The workshop was jointly held by the General Statistics Office of Vietnam (GSO), the International Labour Organisation, and the Institute of Labour Science and Social Affairs (ILSSA), under the Ministry of Labour, War Invalids and Social Affairs.

The report was compiled based on a labour force survey, which had been conducted since 2007 across 63 cities and provinces throughout the country, surveying approximately 240,000 households per year.
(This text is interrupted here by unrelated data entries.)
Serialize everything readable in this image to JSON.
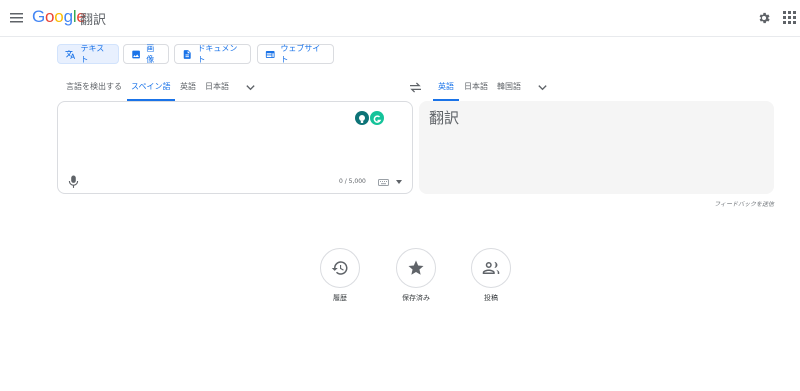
{
  "header": {
    "menu_icon": "hamburger-menu-icon",
    "logo_letters": [
      "G",
      "o",
      "o",
      "g",
      "l",
      "e"
    ],
    "product": "翻訳",
    "settings_icon": "gear-icon",
    "apps_icon": "apps-grid-icon"
  },
  "modes": [
    {
      "label": "テキスト",
      "icon": "translate-icon",
      "active": true
    },
    {
      "label": "画像",
      "icon": "image-icon",
      "active": false
    },
    {
      "label": "ドキュメント",
      "icon": "document-icon",
      "active": false
    },
    {
      "label": "ウェブサイト",
      "icon": "website-icon",
      "active": false
    }
  ],
  "source_langs": {
    "items": [
      "言語を検出する",
      "スペイン語",
      "英語",
      "日本語"
    ],
    "selected": "スペイン語"
  },
  "target_langs": {
    "items": [
      "英語",
      "日本語",
      "韓国語"
    ],
    "selected": "英語"
  },
  "source_panel": {
    "char_count": "0 / 5,000"
  },
  "target_panel": {
    "placeholder": "翻訳"
  },
  "feedback": "フィードバックを送信",
  "bottom_actions": [
    {
      "label": "履歴",
      "icon": "history-icon"
    },
    {
      "label": "保存済み",
      "icon": "star-icon"
    },
    {
      "label": "投稿",
      "icon": "community-icon"
    }
  ],
  "colors": {
    "accent": "#1a73e8",
    "target_bg": "#f5f5f5",
    "border": "#dadce0"
  }
}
However, information on informal employment was only added to the questionnaire of the survey from 2014.

According to the report, employees working in the informal economic sectors share the common characteristics of having unstable jobs with a low income (around VND 4.4 million a month) and long-term working periods without any labour contract, social welfare or health insurance.

The report also shows that Vietnam now has 18 million informal employees, accounting for 57.2% of employees in the non-agricultural sector. 60% of the informal employees live in rural areas which are home to a number of traditional craft villages, household economy and collectives.
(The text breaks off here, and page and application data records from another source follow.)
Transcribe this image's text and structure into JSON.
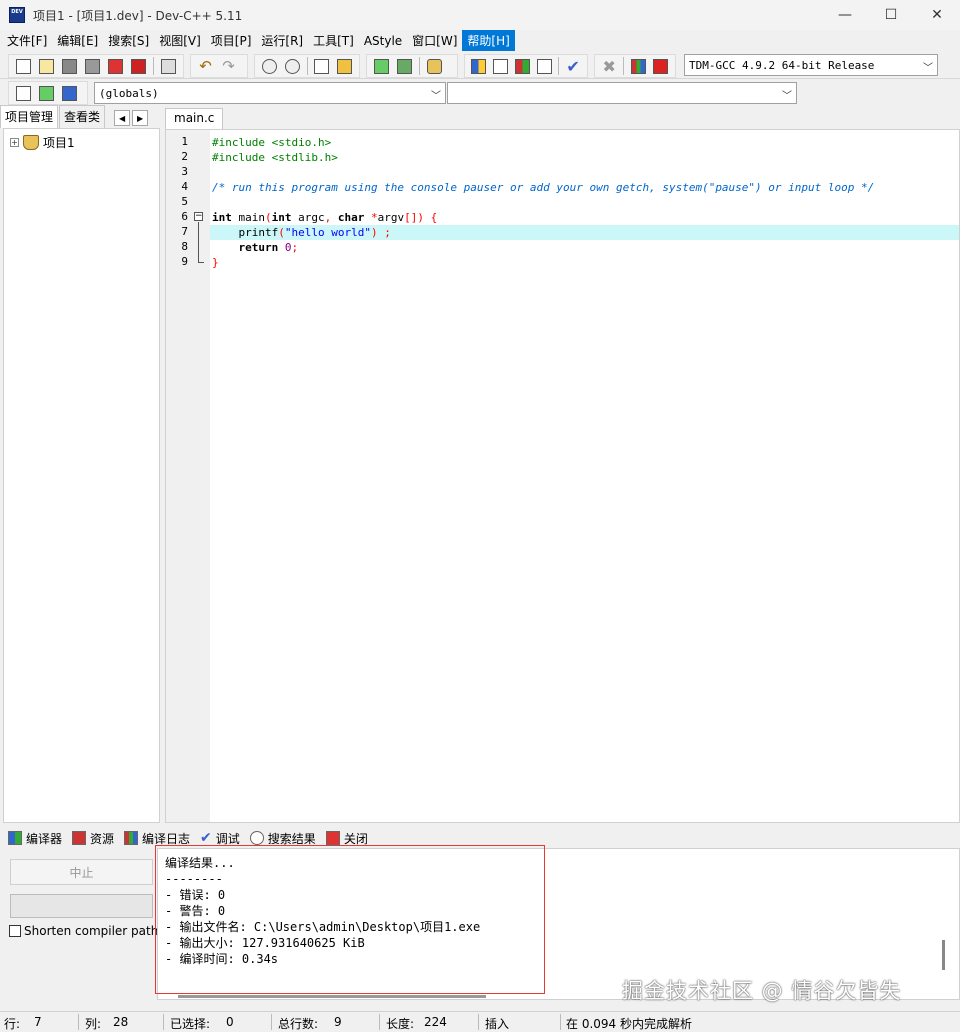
{
  "window": {
    "title": "项目1 - [项目1.dev] - Dev-C++ 5.11",
    "app_icon_text": "DEV",
    "minimize": "—",
    "maximize": "☐",
    "close": "✕"
  },
  "menu": {
    "items": [
      "文件[F]",
      "编辑[E]",
      "搜索[S]",
      "视图[V]",
      "项目[P]",
      "运行[R]",
      "工具[T]",
      "AStyle",
      "窗口[W]",
      "帮助[H]"
    ],
    "active": "帮助[H]"
  },
  "toolbar": {
    "compiler_select": "TDM-GCC 4.9.2 64-bit Release",
    "scope_select": "(globals)",
    "function_select": ""
  },
  "project_panel": {
    "tabs": [
      "项目管理",
      "查看类"
    ],
    "tree_root": "项目1",
    "expander": "+"
  },
  "editor": {
    "tab_name": "main.c",
    "highlighted_line": 7,
    "lines": [
      {
        "n": "1"
      },
      {
        "n": "2"
      },
      {
        "n": "3"
      },
      {
        "n": "4"
      },
      {
        "n": "5"
      },
      {
        "n": "6"
      },
      {
        "n": "7"
      },
      {
        "n": "8"
      },
      {
        "n": "9"
      }
    ],
    "code": {
      "l1_pp": "#include <stdio.h>",
      "l2_pp": "#include <stdlib.h>",
      "l4_cm": "/* run this program using the console pauser or add your own getch, system(\"pause\") or input loop */",
      "l6_a": "int",
      "l6_b": " main",
      "l6_c": "(",
      "l6_d": "int",
      "l6_e": " argc",
      "l6_f": ",",
      "l6_g": " char",
      "l6_h": " *",
      "l6_i": "argv",
      "l6_j": "[])",
      "l6_k": " {",
      "l7_a": "    printf",
      "l7_b": "(",
      "l7_c": "\"hello world\"",
      "l7_d": ")",
      "l7_e": " ;",
      "l8_a": "    return",
      "l8_b": " 0",
      "l8_c": ";",
      "l9_a": "}"
    }
  },
  "bottom_panel": {
    "tabs": [
      "编译器",
      "资源",
      "编译日志",
      "调试",
      "搜索结果",
      "关闭"
    ],
    "abort_button": "中止",
    "progress": 0,
    "shorten_paths_label": "Shorten compiler paths",
    "log": "编译结果...\n--------\n- 错误: 0\n- 警告: 0\n- 输出文件名: C:\\Users\\admin\\Desktop\\项目1.exe\n- 输出大小: 127.931640625 KiB\n- 编译时间: 0.34s"
  },
  "watermark": "掘金技术社区 @ 情谷欠皆失",
  "status": {
    "row_label": "行:",
    "row": "7",
    "col_label": "列:",
    "col": "28",
    "sel_label": "已选择:",
    "sel": "0",
    "lines_label": "总行数:",
    "lines": "9",
    "len_label": "长度:",
    "len": "224",
    "mode": "插入",
    "parse": "在 0.094 秒内完成解析"
  },
  "colors": {
    "menu_active": "#0078d7",
    "highlight_line": "#ccf7f9",
    "comment": "#0066cc",
    "preprocessor": "#008000",
    "symbol": "#ff0000",
    "string": "#0000ff",
    "annotation_box": "#e53935"
  }
}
Hanoi and Ho Chi Minh City are two major political economic hubs in which 20% of the total informal employees nationwide are living.

Speaking at the event, GSO General Director Nguyen Bich Lam said that the release of the report laid a foundation for the building of proper policy and planning for Vietnam’s socio-economic development at a time when the country has deeply and widely integrated into the world.

ILO Director Chang-hee Lee noted that Vietnam is among the countries that have a relatively high rate of informal employment in the region, which poses a number of challenges for developing countries.

The collection of data, statistics and analysis on informal employment will help to boost the transition from an informal to a formal economy, he stressed.

To reduce the vulnerability of informal workers, ILSSA Director Doan Quang Vinh called for more favourable polices from the State which broaden the protection of the group.

He emphasised the need to simplify the administrative procedures required by household businesses to transform into enterprises and provide them with assistance in accessing capital, the use information and technology, product consumption and human resource training.